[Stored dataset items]
────────
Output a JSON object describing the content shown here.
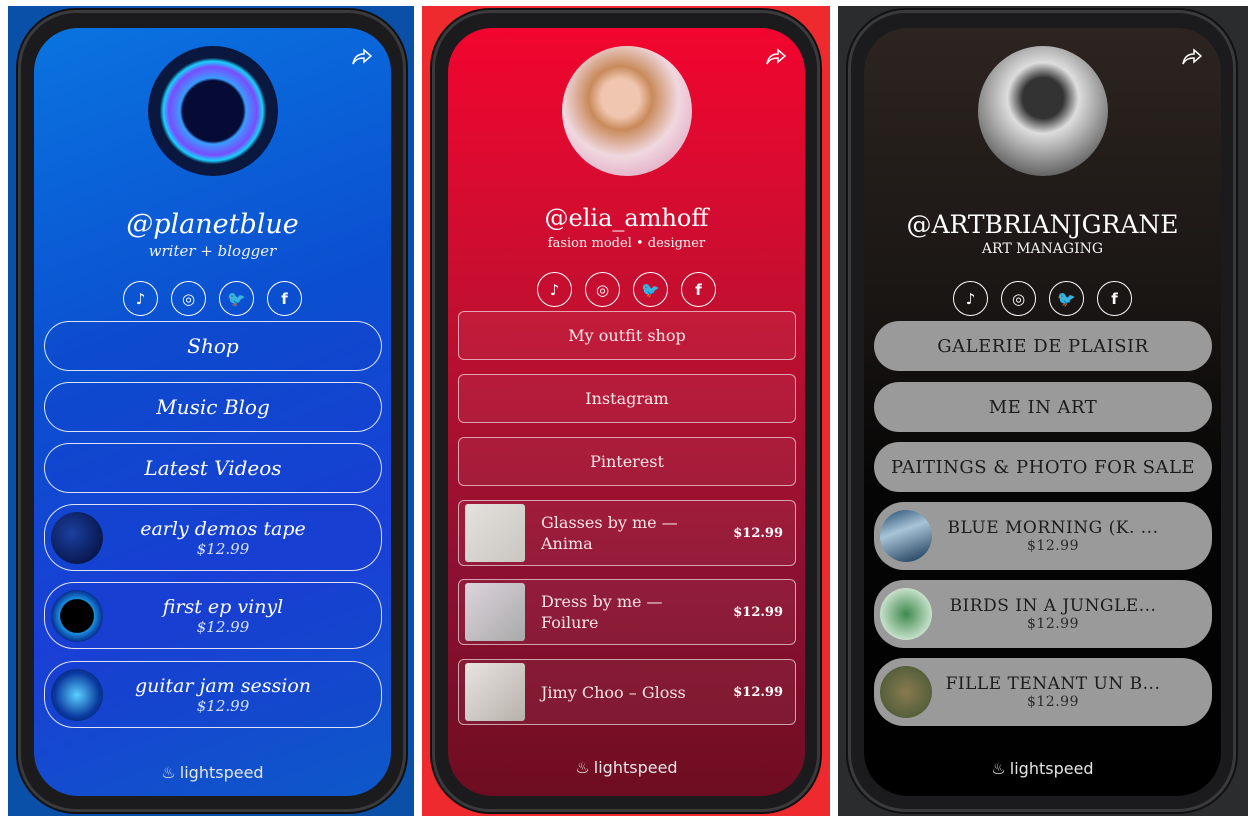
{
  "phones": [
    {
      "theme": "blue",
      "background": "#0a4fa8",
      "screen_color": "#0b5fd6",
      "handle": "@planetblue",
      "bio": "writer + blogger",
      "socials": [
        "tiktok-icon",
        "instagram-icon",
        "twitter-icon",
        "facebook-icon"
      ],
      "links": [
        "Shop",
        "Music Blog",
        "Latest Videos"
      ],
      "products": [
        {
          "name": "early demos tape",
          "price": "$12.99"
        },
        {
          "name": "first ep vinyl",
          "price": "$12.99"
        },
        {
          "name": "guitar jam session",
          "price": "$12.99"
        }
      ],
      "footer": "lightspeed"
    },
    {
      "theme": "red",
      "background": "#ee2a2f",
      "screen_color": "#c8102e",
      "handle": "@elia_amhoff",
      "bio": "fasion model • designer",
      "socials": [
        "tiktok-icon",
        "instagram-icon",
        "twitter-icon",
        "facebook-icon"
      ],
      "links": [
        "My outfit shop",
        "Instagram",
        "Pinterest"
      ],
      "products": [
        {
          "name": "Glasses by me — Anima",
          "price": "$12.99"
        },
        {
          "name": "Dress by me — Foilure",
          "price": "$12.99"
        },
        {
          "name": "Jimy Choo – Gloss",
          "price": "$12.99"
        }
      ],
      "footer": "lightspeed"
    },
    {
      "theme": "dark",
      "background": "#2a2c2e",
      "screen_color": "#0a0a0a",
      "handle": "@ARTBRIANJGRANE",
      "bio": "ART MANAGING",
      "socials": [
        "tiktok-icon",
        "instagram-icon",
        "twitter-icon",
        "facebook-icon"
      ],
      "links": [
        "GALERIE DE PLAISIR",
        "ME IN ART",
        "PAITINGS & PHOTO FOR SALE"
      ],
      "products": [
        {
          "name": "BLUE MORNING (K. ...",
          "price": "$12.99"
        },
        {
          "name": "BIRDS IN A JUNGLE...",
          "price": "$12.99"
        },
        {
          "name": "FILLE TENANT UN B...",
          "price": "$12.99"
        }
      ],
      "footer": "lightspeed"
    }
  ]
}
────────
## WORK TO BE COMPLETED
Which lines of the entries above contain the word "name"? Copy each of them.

## RESPONSE TO THE TASK
          "name": "early demos tape",
          "name": "first ep vinyl",
          "name": "guitar jam session",
          "name": "Glasses by me — Anima",
          "name": "Dress by me — Foilure",
          "name": "Jimy Choo – Gloss",
          "name": "BLUE MORNING (K. ...",
          "name": "BIRDS IN A JUNGLE...",
          "name": "FILLE TENANT UN B...",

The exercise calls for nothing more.